- Do you have marketing experience—and by experience, I mean, actual work reflected in proven results?
- Do you have sales experience?
- Accounting, collections, or billing experience?
- Have you run direct mail campaigns in the past, or appeared on radio?
- Can you write? I mean: can you really write?
- Do you have a vast network of friends and acquaintances in your community?
- Are you tech-savvy? Do you know how to set up and maintain a network for a small office?
- Are you hooked into social networks?
- Do you know how to budget for a business?
- Do you have hustle?
- Have you demonstrated a willingness to work whatever hours are required to get something done? Even on short notice?
Telepathy is not a job search tool. When drafting resumes and cover letters, you must share information about yourself that will be useful to a prospective employer.
How do you know what an employer wants to know?
Know about the employer Don’t put the cart before the horse: What do you know about the employer and the work that it does?
If you do not know what the employer does, do some research. You may not learn what the managing partner had for breakfast last Friday, but you should be able to learn some basic information about the employer and its activities. Search tools: martindale.com, LinkedIn, Google searches, alumni data bases if appropriate. Ask your career services professionals what they know about the employer.
If you have done the work, describe it clearly. Use all of the important buzzwords and markers of accomplishment. If you have not done the work, you must use the language of transferrable skills to show that you have done something similar which shows that you have the capacity to learn.
Caveat writer: Do not write that you are eager to advance your skills set and to grow as a law clerk or lawyer. That you may learn something while working is a collateral benefit to you and of no consequence to an employer who is trying to hire a competent lawyer or clerk to get work done today.
What does the employer know about your school? A second critical and often overlooked question for applicants: is the employer familiar with my school and its programs?
Unless the employer is an adjunct professor or very recent graduate, the answer is usually “no.”
Law schools and their programs change all the time. Unless an employer is a graduate of your law school who pays particular attention to all of the printed and electronic material that the Dean sends regularly to update grads about curriculum, faculty, and new teaching methodology, your prospective employer has no clue about your law school experience.
Someone who graduated more than 10 years ago will have no idea that you represented live clients in your clinic and went to court on their behalf.
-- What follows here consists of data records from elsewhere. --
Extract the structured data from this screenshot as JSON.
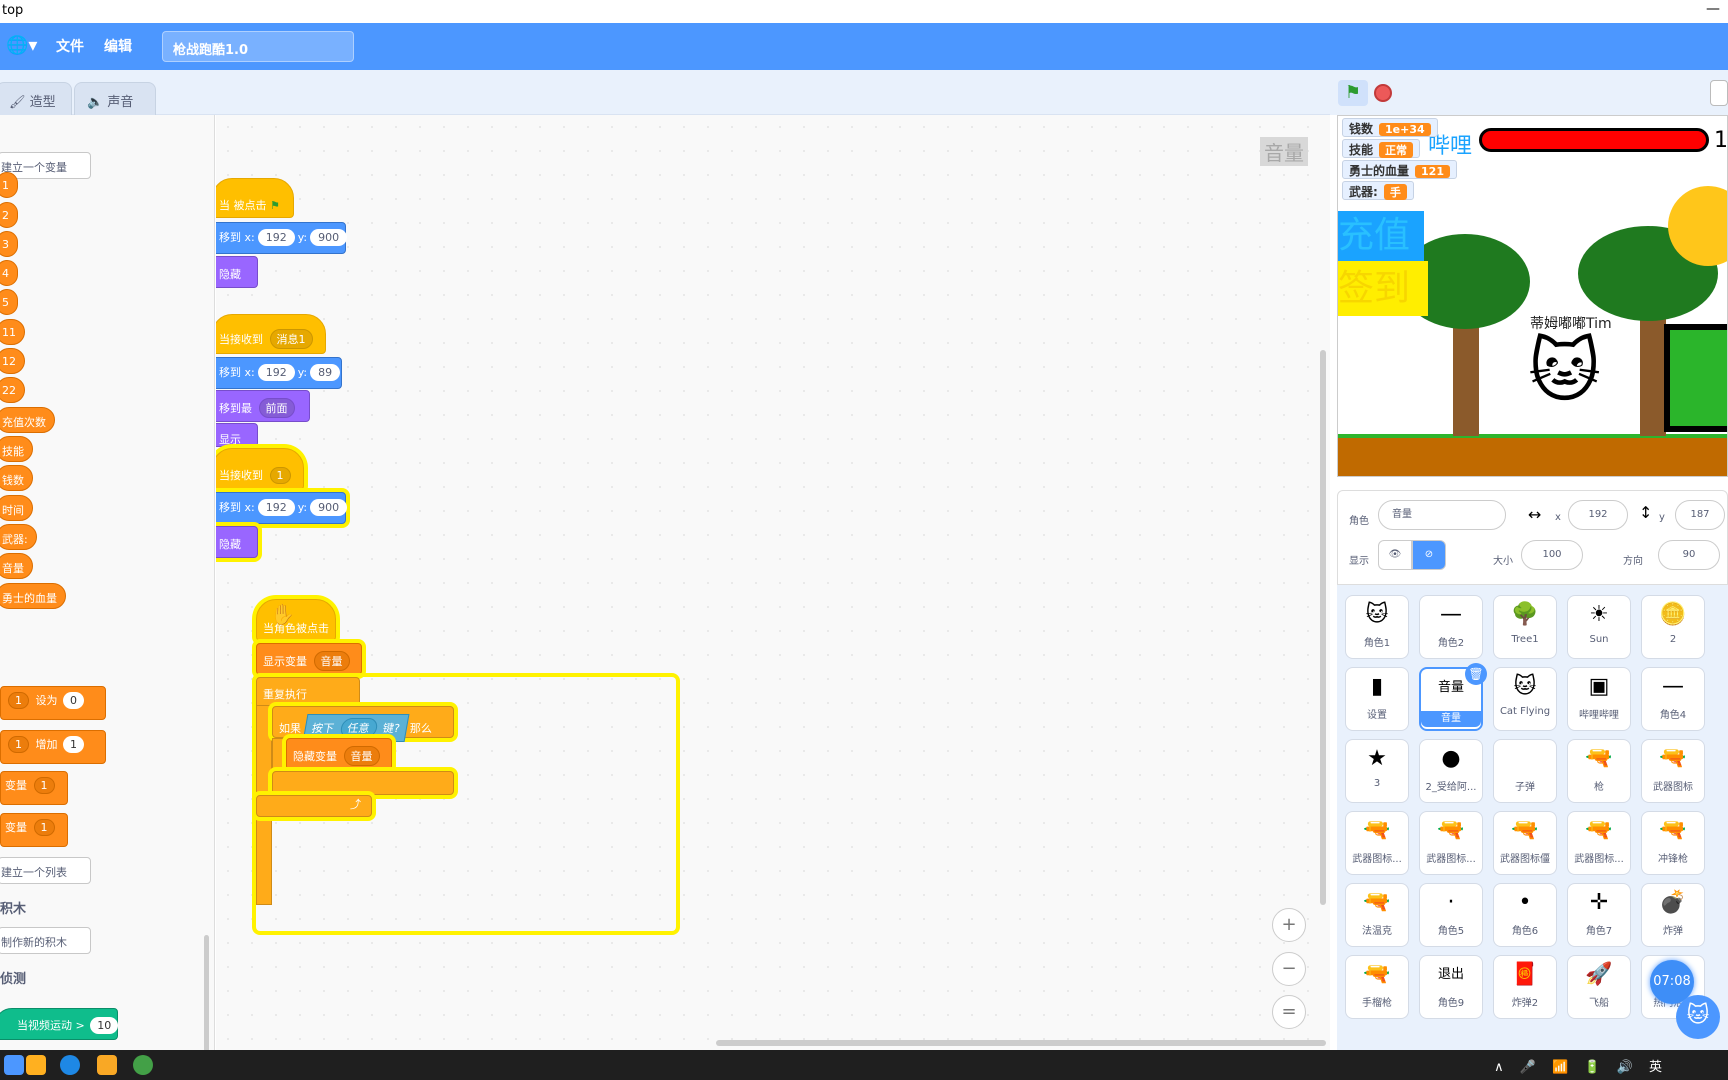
{
  "window": {
    "title": "top",
    "minimize": "—"
  },
  "menubar": {
    "globe_icon": "globe-icon",
    "file": "文件",
    "edit": "编辑",
    "project_title": "枪战跑酷1.0"
  },
  "tabs": {
    "costumes": "造型",
    "sounds": "声音"
  },
  "palette": {
    "make_variable": "建立一个变量",
    "variables": [
      "1",
      "2",
      "3",
      "4",
      "5",
      "11",
      "12",
      "22",
      "充值次数",
      "技能",
      "钱数",
      "时间",
      "武器:",
      "音量",
      "勇士的血量"
    ],
    "set_block": {
      "var": "1",
      "label": "设为",
      "value": "0"
    },
    "change_block": {
      "var": "1",
      "label": "增加",
      "value": "1"
    },
    "show_var_block": {
      "label": "变量",
      "var": "1"
    },
    "hide_var_block": {
      "label": "变量",
      "var": "1"
    },
    "make_list": "建立一个列表",
    "my_blocks_head": "积木",
    "make_block": "制作新的积木",
    "sensing_head": "侦测",
    "video_block": {
      "label": "当视频运动 >",
      "value": "10"
    }
  },
  "workspace": {
    "label": "音量",
    "script1": {
      "hat": "当 被点击",
      "goto_label": "移到 x:",
      "x": "192",
      "y_label": "y:",
      "y": "900",
      "hide": "隐藏"
    },
    "script2": {
      "hat": "当接收到",
      "msg": "消息1",
      "goto_label": "移到 x:",
      "x": "192",
      "y_label": "y:",
      "y": "89",
      "front": "移到最",
      "front_opt": "前面",
      "show": "显示"
    },
    "script3": {
      "hat": "当接收到",
      "msg": "1",
      "goto_label": "移到 x:",
      "x": "192",
      "y_label": "y:",
      "y": "900",
      "hide": "隐藏"
    },
    "script4": {
      "hat": "当角色被点击",
      "show_var": "显示变量",
      "var": "音量",
      "forever": "重复执行",
      "if": "如果",
      "key_pressed": "按下",
      "key": "任意",
      "key_suffix": "键?",
      "then": "那么",
      "hide_var": "隐藏变量",
      "var2": "音量"
    }
  },
  "zoom": {
    "in": "+",
    "out": "−",
    "reset": "="
  },
  "stage": {
    "monitors": [
      {
        "label": "钱数",
        "value": "1e+34"
      },
      {
        "label": "技能",
        "value": "正常"
      },
      {
        "label": "勇士的血量",
        "value": "121"
      },
      {
        "label": "武器:",
        "value": "手"
      }
    ],
    "boss_text": "哔哩",
    "boss_number": "1",
    "recharge": "充值",
    "checkin": "签到",
    "player_name": "蒂姆嘟嘟Tim"
  },
  "sprite_info": {
    "sprite_label": "角色",
    "sprite_name": "音量",
    "x_label": "x",
    "x": "192",
    "y_label": "y",
    "y": "187",
    "show_label": "显示",
    "size_label": "大小",
    "size": "100",
    "direction_label": "方向",
    "direction": "90"
  },
  "sprites": [
    "角色1",
    "角色2",
    "Tree1",
    "Sun",
    "2",
    "设置",
    "音量",
    "Cat Flying",
    "哔哩哔哩",
    "角色4",
    "3",
    "2_受给阿...",
    "子弹",
    "枪",
    "武器图标",
    "武器图标...",
    "武器图标...",
    "武器图标僵",
    "武器图标...",
    "冲锋枪",
    "法温克",
    "角色5",
    "角色6",
    "角色7",
    "炸弹",
    "手榴枪",
    "角色9",
    "炸弹2",
    "飞船",
    "热门活..."
  ],
  "sprite_thumb_text": {
    "volume": "音量",
    "exit": "退出"
  },
  "timer": "07:08",
  "taskbar": {
    "tray": "∧ 🎤 📶 🔋 🔊 英"
  },
  "colors": {
    "accent": "#4c97ff",
    "events": "#ffbf00",
    "motion": "#4c97ff",
    "looks": "#9966ff",
    "control": "#ffab19",
    "variables": "#ff8c1a",
    "sensing": "#5cb1d6"
  }
}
Experienced lawyers may not know how your other classes may now connect to real world problems, and without specific information, they may dismiss your study abroad program as three months of overseas drinking.
Telepathy is not a job search tool. If you don't put something on your resume, an employer cannot possibly know that you have done it, unless perhaps, it was covered at Above the Law, salon.com or in the New York Times. If you have served on a journal or participated in a moot court, you need to put that information on your resume. Moot court in particular may need some explanation as the work that students do varies wildly among law schools. Similarly, your participation needs to be listed under "EDUCATION" and explained under "EXPERIENCE."
Don’t hide or diminish your experience. If you have done interesting work (multiple arraignments, hearings, trials, or managed a huge case load as a clinic student director) and are applying for a litigation position, don't bury that information the last paragraph of your letters or omit it from your resume. This is consumer information that your prospective employers need to know in order to make a good decision about interviewing and hiring you.
Finally, consider each word in the job posting. Sadly, many postings are ludicrously incomplete (“2nd year law student needed for busy family law practice,” or “3rd year student needed for complex business transactions practice.”) Should you see a job description that is more than a posting, make certain that you understand the meaning of each word.
Many will list “entrepreneurial spirit,” a phrase that is fraught with peril because it is meaningless without context it. Good news. Raleigh criminal lawyer Damon Chetson wrote a helpful Lawyerist.com blog post from the perspective of an employer reviewing resumes and seeking experience beyond public defender clerkships. His excellent list of experiences and characteristics are good ways to demonstrate how you have worked and how you are willing to work.
The combination of your knowledge about the work that a prospective employer does and your sharing complete information about your experience puts you on a path to employment. Relying on telepathy to ensure that an employer knows who you are and what you can do puts you on a path to nowhere.